***** DATASET

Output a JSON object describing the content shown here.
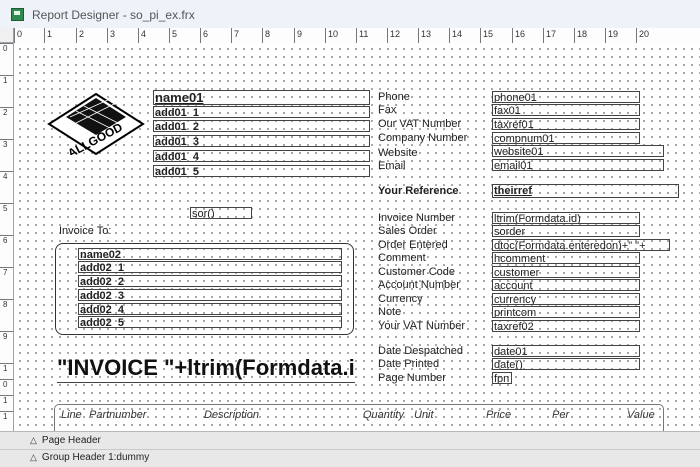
{
  "window": {
    "title": "Report Designer - so_pi_ex.frx"
  },
  "ruler": {
    "horizontal": [
      "0",
      "1",
      "2",
      "3",
      "4",
      "5",
      "6",
      "7",
      "8",
      "9",
      "10",
      "11",
      "12",
      "13",
      "14",
      "15",
      "16",
      "17",
      "18",
      "19",
      "20"
    ],
    "vertical": [
      "0",
      "1",
      "2",
      "3",
      "4",
      "5",
      "6",
      "7",
      "8",
      "9",
      "1",
      "0",
      "1",
      "1"
    ]
  },
  "logo": {
    "text": "ALLGOOD"
  },
  "address1": [
    "name01",
    "add01_1",
    "add01_2",
    "add01_3",
    "add01_4",
    "add01_5"
  ],
  "sor": "sor()",
  "invoice_to": "Invoice To:",
  "address2": [
    "name02",
    "add02_1",
    "add02_2",
    "add02_3",
    "add02_4",
    "add02_5"
  ],
  "contact": [
    {
      "label": "Phone",
      "field": "phone01"
    },
    {
      "label": "Fax",
      "field": "fax01"
    },
    {
      "label": "Our VAT Number",
      "field": "taxref01"
    },
    {
      "label": "Company Number",
      "field": "compnum01"
    },
    {
      "label": "Website",
      "field": "website01"
    },
    {
      "label": "Email",
      "field": "email01"
    }
  ],
  "reference": {
    "label": "Your Reference",
    "field": "theirref"
  },
  "order": [
    {
      "label": "Invoice Number",
      "field": "ltrim(Formdata.id)"
    },
    {
      "label": "Sales Order",
      "field": "sorder"
    },
    {
      "label": "Order Entered",
      "field": "dtoc(Formdata.enteredon)+\" \"+"
    },
    {
      "label": "Comment",
      "field": "hcomment"
    },
    {
      "label": "Customer Code",
      "field": "customer"
    },
    {
      "label": "Account Number",
      "field": "account"
    },
    {
      "label": "Currency",
      "field": "currency"
    },
    {
      "label": "Note",
      "field": "printcom"
    },
    {
      "label": "Your VAT Number",
      "field": "taxref02"
    }
  ],
  "dates": [
    {
      "label": "Date Despatched",
      "field": "date01"
    },
    {
      "label": "Date Printed",
      "field": "date()"
    },
    {
      "label": "Page Number",
      "field": "fpn"
    }
  ],
  "big_expression": "\"INVOICE \"+ltrim(Formdata.id)",
  "columns": [
    "Line",
    "Partnumber",
    "Description",
    "Quantity",
    "Unit",
    "Price",
    "Per",
    "Value"
  ],
  "bands": [
    "Page Header",
    "Group Header 1:dummy"
  ]
}
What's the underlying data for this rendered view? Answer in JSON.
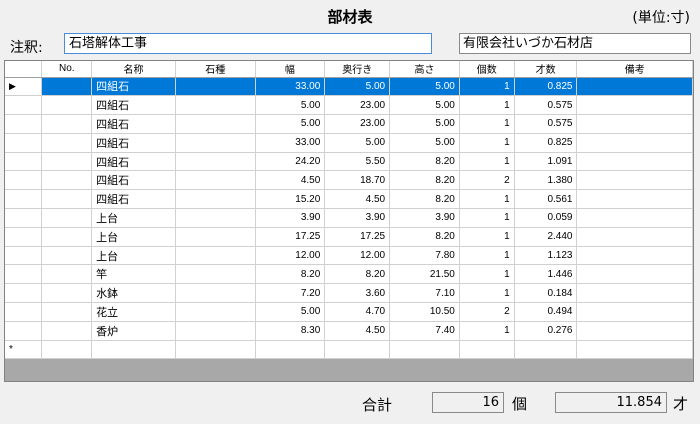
{
  "header": {
    "title": "部材表",
    "unit_label": "(単位:寸)"
  },
  "note": {
    "label": "注釈:",
    "value": "石塔解体工事"
  },
  "company": {
    "value": "有限会社いづか石材店"
  },
  "grid": {
    "columns": [
      "No.",
      "名称",
      "石種",
      "幅",
      "奥行き",
      "高さ",
      "個数",
      "才数",
      "備考"
    ],
    "rows": [
      {
        "no": "",
        "name": "四組石",
        "stone": "",
        "width": "33.00",
        "depth": "5.00",
        "height": "5.00",
        "count": "1",
        "volume": "0.825",
        "note": ""
      },
      {
        "no": "",
        "name": "四組石",
        "stone": "",
        "width": "5.00",
        "depth": "23.00",
        "height": "5.00",
        "count": "1",
        "volume": "0.575",
        "note": ""
      },
      {
        "no": "",
        "name": "四組石",
        "stone": "",
        "width": "5.00",
        "depth": "23.00",
        "height": "5.00",
        "count": "1",
        "volume": "0.575",
        "note": ""
      },
      {
        "no": "",
        "name": "四組石",
        "stone": "",
        "width": "33.00",
        "depth": "5.00",
        "height": "5.00",
        "count": "1",
        "volume": "0.825",
        "note": ""
      },
      {
        "no": "",
        "name": "四組石",
        "stone": "",
        "width": "24.20",
        "depth": "5.50",
        "height": "8.20",
        "count": "1",
        "volume": "1.091",
        "note": ""
      },
      {
        "no": "",
        "name": "四組石",
        "stone": "",
        "width": "4.50",
        "depth": "18.70",
        "height": "8.20",
        "count": "2",
        "volume": "1.380",
        "note": ""
      },
      {
        "no": "",
        "name": "四組石",
        "stone": "",
        "width": "15.20",
        "depth": "4.50",
        "height": "8.20",
        "count": "1",
        "volume": "0.561",
        "note": ""
      },
      {
        "no": "",
        "name": "上台",
        "stone": "",
        "width": "3.90",
        "depth": "3.90",
        "height": "3.90",
        "count": "1",
        "volume": "0.059",
        "note": ""
      },
      {
        "no": "",
        "name": "上台",
        "stone": "",
        "width": "17.25",
        "depth": "17.25",
        "height": "8.20",
        "count": "1",
        "volume": "2.440",
        "note": ""
      },
      {
        "no": "",
        "name": "上台",
        "stone": "",
        "width": "12.00",
        "depth": "12.00",
        "height": "7.80",
        "count": "1",
        "volume": "1.123",
        "note": ""
      },
      {
        "no": "",
        "name": "竿",
        "stone": "",
        "width": "8.20",
        "depth": "8.20",
        "height": "21.50",
        "count": "1",
        "volume": "1.446",
        "note": ""
      },
      {
        "no": "",
        "name": "水鉢",
        "stone": "",
        "width": "7.20",
        "depth": "3.60",
        "height": "7.10",
        "count": "1",
        "volume": "0.184",
        "note": ""
      },
      {
        "no": "",
        "name": "花立",
        "stone": "",
        "width": "5.00",
        "depth": "4.70",
        "height": "10.50",
        "count": "2",
        "volume": "0.494",
        "note": ""
      },
      {
        "no": "",
        "name": "香炉",
        "stone": "",
        "width": "8.30",
        "depth": "4.50",
        "height": "7.40",
        "count": "1",
        "volume": "0.276",
        "note": ""
      }
    ],
    "selected_marker": "▶",
    "new_row_marker": "*"
  },
  "totals": {
    "label": "合計",
    "count": "16",
    "count_unit": "個",
    "volume": "11.854",
    "volume_unit": "才"
  },
  "colors": {
    "selection": "#0078d7",
    "focus_border": "#4a8cd6"
  }
}
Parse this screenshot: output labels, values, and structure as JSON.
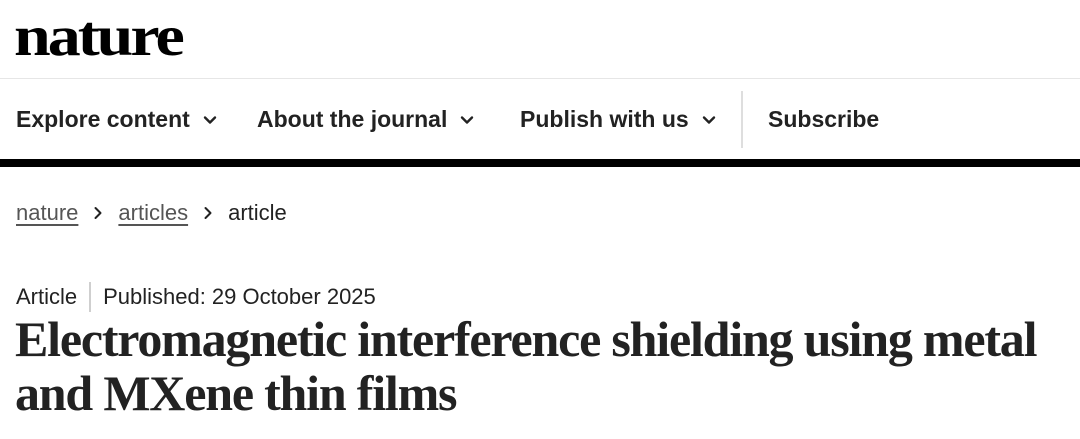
{
  "header": {
    "logo_text": "nature"
  },
  "nav": {
    "items": [
      {
        "label": "Explore content",
        "has_dropdown": true
      },
      {
        "label": "About the journal",
        "has_dropdown": true
      },
      {
        "label": "Publish with us",
        "has_dropdown": true
      },
      {
        "label": "Subscribe",
        "has_dropdown": false
      }
    ],
    "icons": {
      "dropdown": "chevron-down-icon"
    }
  },
  "breadcrumb": {
    "items": [
      {
        "label": "nature",
        "is_link": true
      },
      {
        "label": "articles",
        "is_link": true
      },
      {
        "label": "article",
        "is_link": false
      }
    ],
    "separator_icon": "chevron-right-icon"
  },
  "article": {
    "type": "Article",
    "published_label": "Published:",
    "published_date": "29 October 2025",
    "title": "Electromagnetic interference shielding using metal and MXene thin films"
  },
  "colors": {
    "text": "#222222",
    "link_muted": "#555555",
    "rule": "#000000",
    "divider": "#dedede",
    "background": "#ffffff"
  }
}
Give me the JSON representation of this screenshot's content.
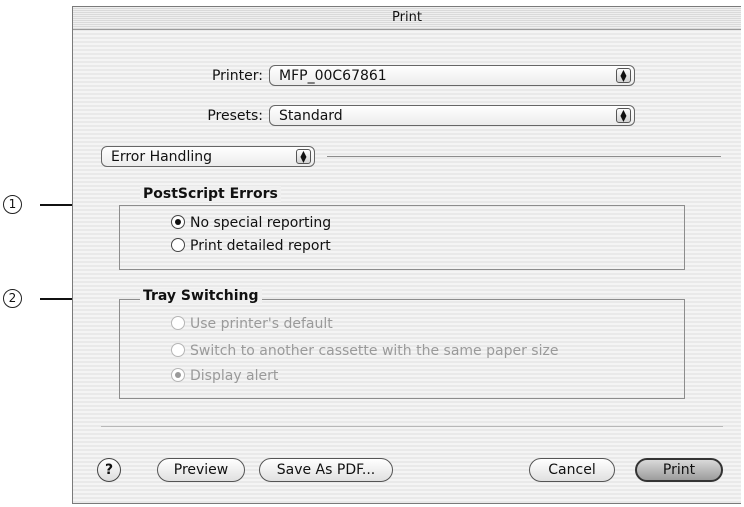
{
  "window": {
    "title": "Print"
  },
  "printer": {
    "label": "Printer:",
    "value": "MFP_00C67861"
  },
  "presets": {
    "label": "Presets:",
    "value": "Standard"
  },
  "panel_selector": {
    "value": "Error Handling"
  },
  "callouts": [
    "1",
    "2"
  ],
  "postscript_errors": {
    "title": "PostScript Errors",
    "options": [
      {
        "label": "No special reporting",
        "checked": true
      },
      {
        "label": "Print detailed report",
        "checked": false
      }
    ]
  },
  "tray_switching": {
    "title": "Tray Switching",
    "options": [
      {
        "label": "Use printer's default",
        "checked": false
      },
      {
        "label": "Switch to another cassette with the same paper size",
        "checked": false
      },
      {
        "label": "Display alert",
        "checked": true
      }
    ]
  },
  "buttons": {
    "help": "?",
    "preview": "Preview",
    "save_pdf": "Save As PDF...",
    "cancel": "Cancel",
    "print": "Print"
  }
}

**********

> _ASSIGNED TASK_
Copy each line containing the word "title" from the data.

> _SOLUTION TO THE EXERCISE_
    "title": "Report Designer - so_pi_ex.frx"
    "title": "部材表",
    "title": "Electromagnetic interference shielding using metal and MXene thin films"
    "title": "Print"
    "title": "PostScript Errors",
    "title": "Tray Switching",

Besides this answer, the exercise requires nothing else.